Dr. Sharp has lately been studying the three separate HIV-1 groups that
jumped from chimps to humans on separate occasions. His hope was to find
something that distinguished them from the chimp virus that spawned them.
"The logic of our ongoing analysis was to say, well if we find a site in a
gene which is the same in each of the HIV groups, but different in all the
chimp viruses, then those are changes that have occurred in all of the three
groups leading to HIV," he explained, "that would be too big of a
coincidence for it to just be an accident. It must be something that has
been selected for as the virus adapts to its new host."
The hunch bore fruit. Dr. Sharp has located a single chemical change in a
protein important to the core matrix HIV-1. The change is there in all three
groups of the human form of the virus, but not the chimp virus.
What's more, Dr. Sharp learned that a research project 10 years ago showed
that when chimps are infected with HIV-1, the virus does not fare well. But
over time, the virus adapts and the protein switches back to the original
form it originally had in chimpanzees.
"This tells you it's important for the chimp virus to have it one way, and
to move into humans to have it this other way."
Looking to the future
People often ask Dr. Sharp how it could be that a virus like HIV could go
undetected for half a century, infecting one person in 1930 to 40 million by
2000. But he's done the math, and he feels numbers as well as geography
"If you did just the simplest epidemiological plot . . . you see only about
2,000 people infected in 1960. . . . Even by 1980, you are only getting up
to a million people.
"It takes a long time for the numbers to build up. It really is not at all

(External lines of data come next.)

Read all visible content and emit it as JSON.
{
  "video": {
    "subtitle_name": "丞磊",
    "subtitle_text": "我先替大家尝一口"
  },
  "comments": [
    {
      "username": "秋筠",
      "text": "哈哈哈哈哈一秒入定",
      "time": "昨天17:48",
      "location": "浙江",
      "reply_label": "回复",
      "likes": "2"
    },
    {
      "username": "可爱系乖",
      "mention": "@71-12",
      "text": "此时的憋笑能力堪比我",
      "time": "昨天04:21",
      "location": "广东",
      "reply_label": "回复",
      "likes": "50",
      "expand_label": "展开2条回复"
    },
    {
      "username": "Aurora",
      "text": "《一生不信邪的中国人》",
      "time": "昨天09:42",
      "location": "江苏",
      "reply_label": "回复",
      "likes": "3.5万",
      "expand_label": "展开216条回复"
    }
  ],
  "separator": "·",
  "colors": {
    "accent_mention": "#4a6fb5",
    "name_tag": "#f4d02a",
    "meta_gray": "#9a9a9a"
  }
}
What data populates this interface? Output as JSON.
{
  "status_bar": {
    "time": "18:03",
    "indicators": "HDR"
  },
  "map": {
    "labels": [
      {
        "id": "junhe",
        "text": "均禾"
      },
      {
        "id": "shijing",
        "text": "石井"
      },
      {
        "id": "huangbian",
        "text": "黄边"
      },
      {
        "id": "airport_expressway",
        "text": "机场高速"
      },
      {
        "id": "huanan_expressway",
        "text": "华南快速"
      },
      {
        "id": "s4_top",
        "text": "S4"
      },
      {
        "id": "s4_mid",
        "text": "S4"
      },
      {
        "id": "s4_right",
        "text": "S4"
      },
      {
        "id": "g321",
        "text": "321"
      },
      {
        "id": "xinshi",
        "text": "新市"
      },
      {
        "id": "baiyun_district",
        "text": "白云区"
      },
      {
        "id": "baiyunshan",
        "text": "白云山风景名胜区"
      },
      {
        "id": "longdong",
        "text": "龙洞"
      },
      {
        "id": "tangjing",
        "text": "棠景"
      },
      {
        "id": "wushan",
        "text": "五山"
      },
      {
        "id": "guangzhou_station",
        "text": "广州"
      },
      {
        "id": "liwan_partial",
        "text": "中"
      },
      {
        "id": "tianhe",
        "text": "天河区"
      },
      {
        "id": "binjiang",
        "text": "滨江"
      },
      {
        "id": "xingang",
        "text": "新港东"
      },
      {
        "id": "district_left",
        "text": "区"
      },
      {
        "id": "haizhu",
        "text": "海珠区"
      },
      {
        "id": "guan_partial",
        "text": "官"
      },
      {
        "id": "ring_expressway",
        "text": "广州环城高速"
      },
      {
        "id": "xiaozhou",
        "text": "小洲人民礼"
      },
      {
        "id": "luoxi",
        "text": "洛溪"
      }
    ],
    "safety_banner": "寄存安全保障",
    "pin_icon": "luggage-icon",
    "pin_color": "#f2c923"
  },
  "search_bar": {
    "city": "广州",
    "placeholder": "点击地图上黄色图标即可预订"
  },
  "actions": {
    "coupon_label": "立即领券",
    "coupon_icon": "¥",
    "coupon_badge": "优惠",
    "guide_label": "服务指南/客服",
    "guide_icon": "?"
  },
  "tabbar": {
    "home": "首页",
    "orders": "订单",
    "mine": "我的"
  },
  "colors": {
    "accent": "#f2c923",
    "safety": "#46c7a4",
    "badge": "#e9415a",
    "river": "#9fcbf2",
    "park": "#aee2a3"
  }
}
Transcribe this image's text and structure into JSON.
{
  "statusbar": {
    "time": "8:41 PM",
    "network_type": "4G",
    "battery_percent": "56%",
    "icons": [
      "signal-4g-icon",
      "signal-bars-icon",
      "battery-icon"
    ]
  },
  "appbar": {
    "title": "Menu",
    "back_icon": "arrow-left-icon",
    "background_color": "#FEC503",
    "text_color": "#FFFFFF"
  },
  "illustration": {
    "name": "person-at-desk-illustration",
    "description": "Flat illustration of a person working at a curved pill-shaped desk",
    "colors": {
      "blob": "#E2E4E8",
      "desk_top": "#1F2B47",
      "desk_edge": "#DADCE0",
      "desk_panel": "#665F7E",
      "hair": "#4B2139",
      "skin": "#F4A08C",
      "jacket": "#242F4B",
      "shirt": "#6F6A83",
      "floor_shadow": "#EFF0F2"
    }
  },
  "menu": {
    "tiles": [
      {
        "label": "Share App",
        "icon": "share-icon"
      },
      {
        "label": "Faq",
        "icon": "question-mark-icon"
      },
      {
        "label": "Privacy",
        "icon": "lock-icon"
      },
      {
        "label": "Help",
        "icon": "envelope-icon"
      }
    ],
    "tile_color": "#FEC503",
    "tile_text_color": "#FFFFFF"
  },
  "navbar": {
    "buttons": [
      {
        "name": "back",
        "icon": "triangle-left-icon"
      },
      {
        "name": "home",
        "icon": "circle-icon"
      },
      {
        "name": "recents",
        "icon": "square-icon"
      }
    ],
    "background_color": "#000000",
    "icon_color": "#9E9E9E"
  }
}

surprising that nobody knew about this virus in 1960; there just weren't
that many people infected and they were all in Central Africa.
"So it's no surprise to me that the virus went undetected for so long."
What concerns him more is that about 30 species of monkeys in Africa carry
simian immune deficiency viruses. "With continued exposure to these viruses,
more of them could jump into humans," he said.
"There is an ongoing risk."